Gratuitous Evil UnmotivatedPhilosophia Christi (2013) 15:2435-447

In his article “The Existence and Irrelevance of Gratuitous Evil,” Kirk R. MacGregor has argued that the Christian theist need not demur at the existence of gratuitous evil. In fact, we are told that Christian theists have ample philosophical, theological, and biblical evidence in favor of the existence of gratuitous evil. In this brief note I examine both the general structure of his argument as well as several of his more central arguments in favor of gratuitous evil and the compatibility of such evil with Christian theism.

Why So Serious? Non-Serious Presentism and Cross-Temporal Relations” Metaphysica (2012) 13: 55-63 

Work in Progress

“Anselm on Creation as Divine Similitude and the Aesthetic Perception of God”

In this paper I aim to explore Anselm of Canterbury’s Christo-centric ontology of creation, in particular, his account of creaturely reality as a similitude or likeness to the divine Word, the second person of the Trinity. In section 1, I unpack the main tenets of Anselm’s ontology of creation and divine exemplarism. In section 2, I aim to highlight a tension in Anselm’s ontology of creation, what I call the paradox of similitude, as well as Anselm’s stated response to the paradox.  I conclude the talk in section 3 by exploring the relationship between Anselm’s ontology of creation and remarks he makes (in Pros. 17) concerning the possibility of rational creatures perceiving the aesthetic excellence of God in creation.  

Recent or Forthcoming Book Reviews

  • Thomas McCall, An Invitation to Analytic Christian Theology, The Journal of Analytic Theology, Vol. 5, 2017
  • Thomas McCall, An Invitation to Analytic Christian Theology, In the Southwestern Journal of Theology, 2017
  • Timothy Pawl, In Defense of Conciliar Christology, In the Southwestern Journal of Theology
  • Katherine Rogers, Freedom and Self-Creation: Anselmian Libertarianism, In the Southwestern Journal of Theology
  • Robert Koons and Timothy Pickavance, The Atlas of Reality, In the Southwestern Journal of Theology
  • Alexander Pruss and Joshua Rasmussen, Necessary Existence, In the Journal of Biblical and Theological Studies

Recorded Academic Presentations

“Prayerful Dogmatics”, Given at Fuller Theological Seminary for the Analytic Theology for Theological Formation Project (Directed by Oliver Crisp)

“You Are Fundamental”, Given at the 2017 Annual Meeting of the Evangelical Philosophical Society, Providence, Rhode Island

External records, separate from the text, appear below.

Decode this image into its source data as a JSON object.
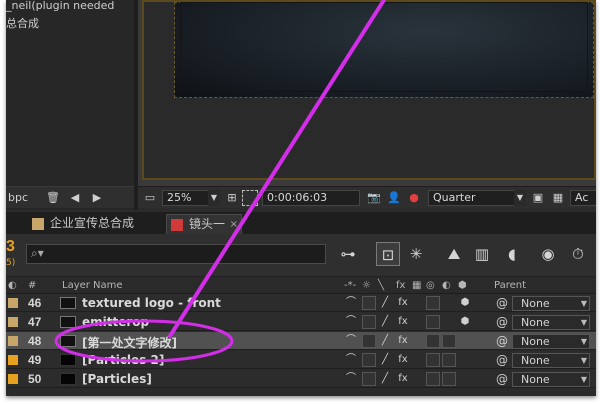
{
  "project": {
    "items": [
      {
        "label": "_neil(plugin needed"
      },
      {
        "label": "总合成"
      }
    ],
    "bottom_bar": {
      "bpc_label": "bpc"
    }
  },
  "viewer": {
    "zoom": "25%",
    "timecode": "0:00:06:03",
    "resolution": "Quarter",
    "view_label": "Ac"
  },
  "tabs": [
    {
      "label": "企业宣传总合成",
      "color": "#c8a66a"
    },
    {
      "label": "镜头一",
      "color": "#d23a3a"
    }
  ],
  "timeline": {
    "time_prefix": "3",
    "time_suffix": "5)",
    "search_icon": "magnifier-dropdown-icon"
  },
  "columns": {
    "number": "#",
    "layer_name": "Layer Name",
    "parent": "Parent"
  },
  "layers": [
    {
      "number": "46",
      "name": "textured logo - front",
      "label_color": "#c8a66a",
      "thumb": "comp",
      "parent": "None"
    },
    {
      "number": "47",
      "name": "emitterop",
      "label_color": "#c8a66a",
      "thumb": "comp",
      "parent": "None"
    },
    {
      "number": "48",
      "name": "[第一处文字修改]",
      "label_color": "#c8a66a",
      "thumb": "comp",
      "parent": "None",
      "selected": true
    },
    {
      "number": "49",
      "name": "[Particles 2]",
      "label_color": "#e8a020",
      "thumb": "solid",
      "parent": "None"
    },
    {
      "number": "50",
      "name": "[Particles]",
      "label_color": "#e8a020",
      "thumb": "solid",
      "parent": "None"
    }
  ],
  "annotation": {
    "color": "#d22ee8"
  }
}
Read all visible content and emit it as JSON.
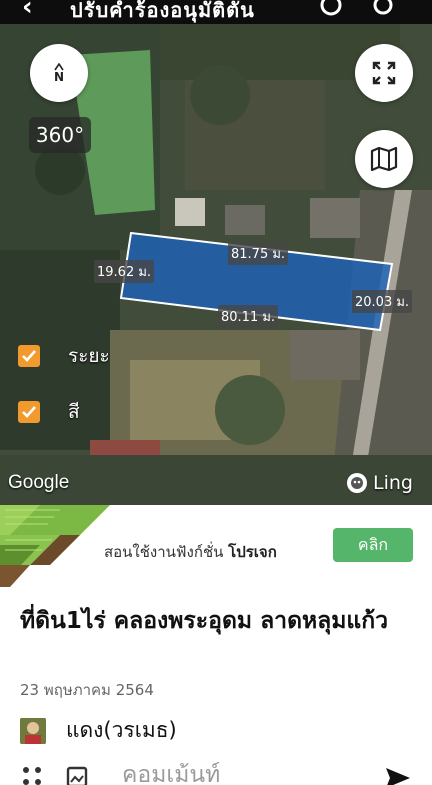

♦ “Philosophical Aikido: Using Atheism to Defeat Arguments for Atheism (2016 SWBTS Apologetics Conference)

♦ “Divine Hiddenness (2015 EPS Apologetics Conference)